5 The afterlife of prehistoric barrows in the medieval Low Countries

5.3 Barrows as sites marking boundaries and boundaries as execution sites

In spite of the negative connotations that prevailed from the High Middle Ages onwards, the barrows in the wastelands remained important landmarks. This is evident from the fact that they were used rationally to mark the boundaries of territories. An early reference to barrows as such boundary markers dating from around the year 780 is known from a charter describing the estates of Fulda Abbey (Germany), which refers to antiqua sepulchra. Other German sources refer to alte Gräber (ancient burials), Hünengräbern (megalithic tombs[5]) and Heidengräbern (heathen burials) in boundary charters (Sippel 1980, 139).

A comparable relationship between boundaries, (burial) mounds and gallows/execution sites has also been observed in the northern part of the Netherlands (Luning & Van der Sanden 2010). As far as the southern part of the country is concerned, in addition to the archaeological examples discussed in the present article we also know of various chronicles and other official documents revealing this relationship between burial mounds, execution sites and boundaries. There is for example a document from 1420 defining the boundaries between Vierlingsbeek and Sambeek into the Peel region. This document tells us that one boundary runs from a pit near a farm called “ten Henegot” to the mound (a barrow?), where old father Morren was hanged.[6]

A second example concerns an early 16th-century chronicle by Peter van Os (Van Lith-Droogleever Fortuijn et al. 1997). This is an exceptionally interesting passage as it may be a historical reference to the gallows of the Zevenbergen cemetery. Van Os writes that in 1365 a list was drawn up of the rights of the Duke of Brabant in the Land of Herpen (later known as Land of Ravenstein, see above). The chronicle quotes as evidence that in the early 14th century the boundary between the Land of Herpen and the village of Nistelrode was been defined under the supervision of the high sheriff of ‘s Hertogenbosch, Jan van den Plas.[7] Seven occupants of Nistelrode were selected to point out the boundary, and this they did as follows.[8] They walked from Nistelrode:

[..] to the Witte Scilbergen [mounds] and pointed to a post where Sir Jan, the aforementioned sheriff, had installed the gallows; the aforementioned seven men then walked on from the Witten Scilbergen to Dedweg [a road] and from Dedweg on to Slabroek and from there on to Hanenberg [another mound], from there to Sleekberg [yet another mound] and into the centre of Erpt.[9]

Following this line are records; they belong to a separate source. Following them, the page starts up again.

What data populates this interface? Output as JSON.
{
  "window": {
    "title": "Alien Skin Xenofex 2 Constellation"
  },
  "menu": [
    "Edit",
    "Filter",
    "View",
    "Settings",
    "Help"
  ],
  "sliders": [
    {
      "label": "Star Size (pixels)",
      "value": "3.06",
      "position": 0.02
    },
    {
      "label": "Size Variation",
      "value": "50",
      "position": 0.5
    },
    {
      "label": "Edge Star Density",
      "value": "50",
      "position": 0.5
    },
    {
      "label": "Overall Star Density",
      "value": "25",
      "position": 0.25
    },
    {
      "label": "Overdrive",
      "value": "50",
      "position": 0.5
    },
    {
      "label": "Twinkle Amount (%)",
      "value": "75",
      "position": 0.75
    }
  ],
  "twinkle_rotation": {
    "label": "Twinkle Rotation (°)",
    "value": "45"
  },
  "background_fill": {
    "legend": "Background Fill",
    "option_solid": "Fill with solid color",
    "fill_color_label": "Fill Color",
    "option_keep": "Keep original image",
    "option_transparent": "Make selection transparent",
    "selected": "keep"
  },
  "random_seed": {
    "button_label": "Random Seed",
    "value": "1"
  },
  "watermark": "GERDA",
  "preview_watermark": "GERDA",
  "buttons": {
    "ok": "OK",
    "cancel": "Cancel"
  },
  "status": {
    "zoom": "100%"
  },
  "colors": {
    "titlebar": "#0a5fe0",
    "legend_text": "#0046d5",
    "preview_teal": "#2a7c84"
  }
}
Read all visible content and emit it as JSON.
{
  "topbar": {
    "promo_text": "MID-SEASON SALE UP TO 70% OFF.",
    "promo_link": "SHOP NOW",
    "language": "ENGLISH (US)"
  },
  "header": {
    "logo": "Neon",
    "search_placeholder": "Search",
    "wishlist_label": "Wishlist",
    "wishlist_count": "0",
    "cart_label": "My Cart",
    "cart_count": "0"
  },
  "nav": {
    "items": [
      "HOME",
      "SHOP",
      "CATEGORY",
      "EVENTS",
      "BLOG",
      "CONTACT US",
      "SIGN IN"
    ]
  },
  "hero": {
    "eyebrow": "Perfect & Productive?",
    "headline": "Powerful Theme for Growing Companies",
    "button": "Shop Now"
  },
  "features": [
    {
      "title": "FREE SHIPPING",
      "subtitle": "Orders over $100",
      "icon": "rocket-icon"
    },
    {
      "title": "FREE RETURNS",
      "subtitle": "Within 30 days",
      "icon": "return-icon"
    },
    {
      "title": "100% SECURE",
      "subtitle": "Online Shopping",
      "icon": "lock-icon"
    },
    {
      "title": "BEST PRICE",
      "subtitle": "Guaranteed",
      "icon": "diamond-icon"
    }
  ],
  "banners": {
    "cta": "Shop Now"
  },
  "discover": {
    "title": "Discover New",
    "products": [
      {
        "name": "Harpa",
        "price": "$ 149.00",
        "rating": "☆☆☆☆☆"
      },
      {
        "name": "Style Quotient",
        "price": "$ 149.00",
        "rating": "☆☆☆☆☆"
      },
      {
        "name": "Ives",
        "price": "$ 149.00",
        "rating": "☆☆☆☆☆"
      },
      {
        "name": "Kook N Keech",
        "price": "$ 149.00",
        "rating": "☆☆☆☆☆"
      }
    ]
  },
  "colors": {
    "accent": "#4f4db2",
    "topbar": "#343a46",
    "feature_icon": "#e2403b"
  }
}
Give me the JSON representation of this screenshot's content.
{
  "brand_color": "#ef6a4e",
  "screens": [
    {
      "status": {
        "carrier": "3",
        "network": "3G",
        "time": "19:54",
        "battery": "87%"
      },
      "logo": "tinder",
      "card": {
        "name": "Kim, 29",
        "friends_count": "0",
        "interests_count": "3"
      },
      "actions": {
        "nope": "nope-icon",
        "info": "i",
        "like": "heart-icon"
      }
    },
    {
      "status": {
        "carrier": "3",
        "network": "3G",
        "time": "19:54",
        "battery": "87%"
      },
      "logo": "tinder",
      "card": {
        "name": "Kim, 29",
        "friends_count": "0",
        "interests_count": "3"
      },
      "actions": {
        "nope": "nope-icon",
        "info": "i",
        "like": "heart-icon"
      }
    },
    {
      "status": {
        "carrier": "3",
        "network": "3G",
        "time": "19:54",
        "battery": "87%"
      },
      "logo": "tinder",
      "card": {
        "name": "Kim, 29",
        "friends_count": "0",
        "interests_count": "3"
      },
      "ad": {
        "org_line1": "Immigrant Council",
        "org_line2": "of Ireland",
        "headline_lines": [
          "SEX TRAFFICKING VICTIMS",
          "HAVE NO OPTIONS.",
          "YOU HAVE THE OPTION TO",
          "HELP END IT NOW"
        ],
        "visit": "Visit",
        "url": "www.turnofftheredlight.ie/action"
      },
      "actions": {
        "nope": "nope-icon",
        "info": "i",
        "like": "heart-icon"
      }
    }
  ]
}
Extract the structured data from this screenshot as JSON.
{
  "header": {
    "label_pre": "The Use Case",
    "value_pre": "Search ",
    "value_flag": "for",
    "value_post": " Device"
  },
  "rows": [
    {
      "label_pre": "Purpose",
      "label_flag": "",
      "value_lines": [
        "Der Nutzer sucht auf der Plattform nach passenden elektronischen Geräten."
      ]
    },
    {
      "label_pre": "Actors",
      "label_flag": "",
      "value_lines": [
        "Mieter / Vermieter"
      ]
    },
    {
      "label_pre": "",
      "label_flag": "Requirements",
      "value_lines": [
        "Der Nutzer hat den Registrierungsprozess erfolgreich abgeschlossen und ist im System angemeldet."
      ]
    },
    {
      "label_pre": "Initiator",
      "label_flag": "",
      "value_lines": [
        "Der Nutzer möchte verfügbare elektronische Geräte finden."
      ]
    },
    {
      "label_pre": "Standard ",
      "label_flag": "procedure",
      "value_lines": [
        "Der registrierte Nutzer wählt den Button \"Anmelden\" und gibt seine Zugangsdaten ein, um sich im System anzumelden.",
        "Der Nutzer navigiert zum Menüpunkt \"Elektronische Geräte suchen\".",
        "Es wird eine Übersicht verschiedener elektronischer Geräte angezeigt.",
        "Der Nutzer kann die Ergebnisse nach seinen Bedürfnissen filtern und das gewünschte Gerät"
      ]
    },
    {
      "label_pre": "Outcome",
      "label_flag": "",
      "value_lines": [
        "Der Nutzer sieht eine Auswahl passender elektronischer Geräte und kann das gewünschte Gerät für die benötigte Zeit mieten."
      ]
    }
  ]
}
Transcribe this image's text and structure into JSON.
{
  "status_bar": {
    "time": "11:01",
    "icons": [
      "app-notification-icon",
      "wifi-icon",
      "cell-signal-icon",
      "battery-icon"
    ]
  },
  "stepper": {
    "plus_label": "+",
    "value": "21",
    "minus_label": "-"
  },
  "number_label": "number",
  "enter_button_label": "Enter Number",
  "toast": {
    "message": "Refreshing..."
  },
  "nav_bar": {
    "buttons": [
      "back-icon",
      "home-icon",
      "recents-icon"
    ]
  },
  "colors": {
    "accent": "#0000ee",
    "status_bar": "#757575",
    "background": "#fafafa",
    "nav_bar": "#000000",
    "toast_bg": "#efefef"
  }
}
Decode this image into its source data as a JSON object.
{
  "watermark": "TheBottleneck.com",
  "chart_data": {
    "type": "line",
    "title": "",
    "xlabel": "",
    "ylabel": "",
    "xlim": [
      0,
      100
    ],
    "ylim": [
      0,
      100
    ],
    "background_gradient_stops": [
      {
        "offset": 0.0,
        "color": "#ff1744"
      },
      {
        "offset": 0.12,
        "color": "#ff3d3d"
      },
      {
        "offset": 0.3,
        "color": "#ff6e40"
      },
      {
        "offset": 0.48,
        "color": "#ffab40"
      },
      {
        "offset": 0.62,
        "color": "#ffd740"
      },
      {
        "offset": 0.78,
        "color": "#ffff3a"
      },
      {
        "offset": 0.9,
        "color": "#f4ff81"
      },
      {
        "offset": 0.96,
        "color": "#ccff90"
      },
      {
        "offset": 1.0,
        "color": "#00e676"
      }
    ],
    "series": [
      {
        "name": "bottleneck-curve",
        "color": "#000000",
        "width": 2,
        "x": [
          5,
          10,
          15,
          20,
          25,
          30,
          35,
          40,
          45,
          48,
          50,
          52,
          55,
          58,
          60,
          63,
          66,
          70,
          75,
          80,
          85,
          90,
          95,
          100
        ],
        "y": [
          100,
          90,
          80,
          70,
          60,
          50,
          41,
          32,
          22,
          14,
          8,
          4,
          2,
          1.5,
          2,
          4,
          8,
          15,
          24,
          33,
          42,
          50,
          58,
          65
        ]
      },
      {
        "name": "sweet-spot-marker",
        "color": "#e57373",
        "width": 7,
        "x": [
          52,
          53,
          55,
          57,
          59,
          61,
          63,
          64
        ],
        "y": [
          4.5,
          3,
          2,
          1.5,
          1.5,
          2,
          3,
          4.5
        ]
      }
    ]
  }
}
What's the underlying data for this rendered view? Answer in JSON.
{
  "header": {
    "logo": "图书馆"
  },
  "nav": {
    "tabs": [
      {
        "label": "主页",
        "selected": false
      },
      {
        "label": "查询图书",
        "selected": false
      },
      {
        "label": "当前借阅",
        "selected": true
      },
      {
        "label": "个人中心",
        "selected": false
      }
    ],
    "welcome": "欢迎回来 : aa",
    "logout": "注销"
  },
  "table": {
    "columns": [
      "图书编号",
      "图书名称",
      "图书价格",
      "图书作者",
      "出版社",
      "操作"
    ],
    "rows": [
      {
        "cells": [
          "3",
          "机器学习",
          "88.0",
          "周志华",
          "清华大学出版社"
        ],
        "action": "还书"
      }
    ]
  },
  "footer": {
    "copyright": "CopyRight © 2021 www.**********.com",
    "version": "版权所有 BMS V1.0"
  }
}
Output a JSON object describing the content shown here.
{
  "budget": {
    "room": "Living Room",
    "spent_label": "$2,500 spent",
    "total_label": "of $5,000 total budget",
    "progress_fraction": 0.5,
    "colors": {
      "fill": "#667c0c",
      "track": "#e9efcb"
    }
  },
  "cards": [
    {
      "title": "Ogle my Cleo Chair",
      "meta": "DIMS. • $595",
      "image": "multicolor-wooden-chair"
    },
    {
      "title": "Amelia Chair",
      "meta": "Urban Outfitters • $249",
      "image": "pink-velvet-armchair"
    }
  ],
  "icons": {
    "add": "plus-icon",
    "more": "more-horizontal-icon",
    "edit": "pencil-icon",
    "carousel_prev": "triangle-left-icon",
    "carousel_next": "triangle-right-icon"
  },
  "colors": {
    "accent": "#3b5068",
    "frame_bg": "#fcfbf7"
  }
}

Many of the landmarks that are here referred to as boundary markers are ‘mounds’, probably artificially created elevations, so including burial mounds. We know for sure that there was an urnfield at Slabroek (Van Wijk & Jansen 2010). As noted above, the barrows near Berghem marked the boundary between the gemeint of Oss/Berghem and that of Nistelrode, but they also lay at the boundary between the Duchy of Brabant and the Land of Herpen (later Land of Ravenstein). This makes it very likely that the Zevenbergen cemetery was one of the landmarks pointed out by the seven occupants of Nistelrode. Insofar as their route can be reconstructed on the basis of surviving toponyms, the Witte Scilbergen (unfortunately the exact meaning of this toponym remains elusive) may very well relate to the Zevenbergen and Vorstengraf groups of barrows. In that case the reference to a gallows at this site, erected in the early 14th century by the high sheriff of ‘s-Hertogenbosch Jan van den Plas, could in fact relate to the gallows the remains of which were found during the excavation of the Zevenbergen cemetery.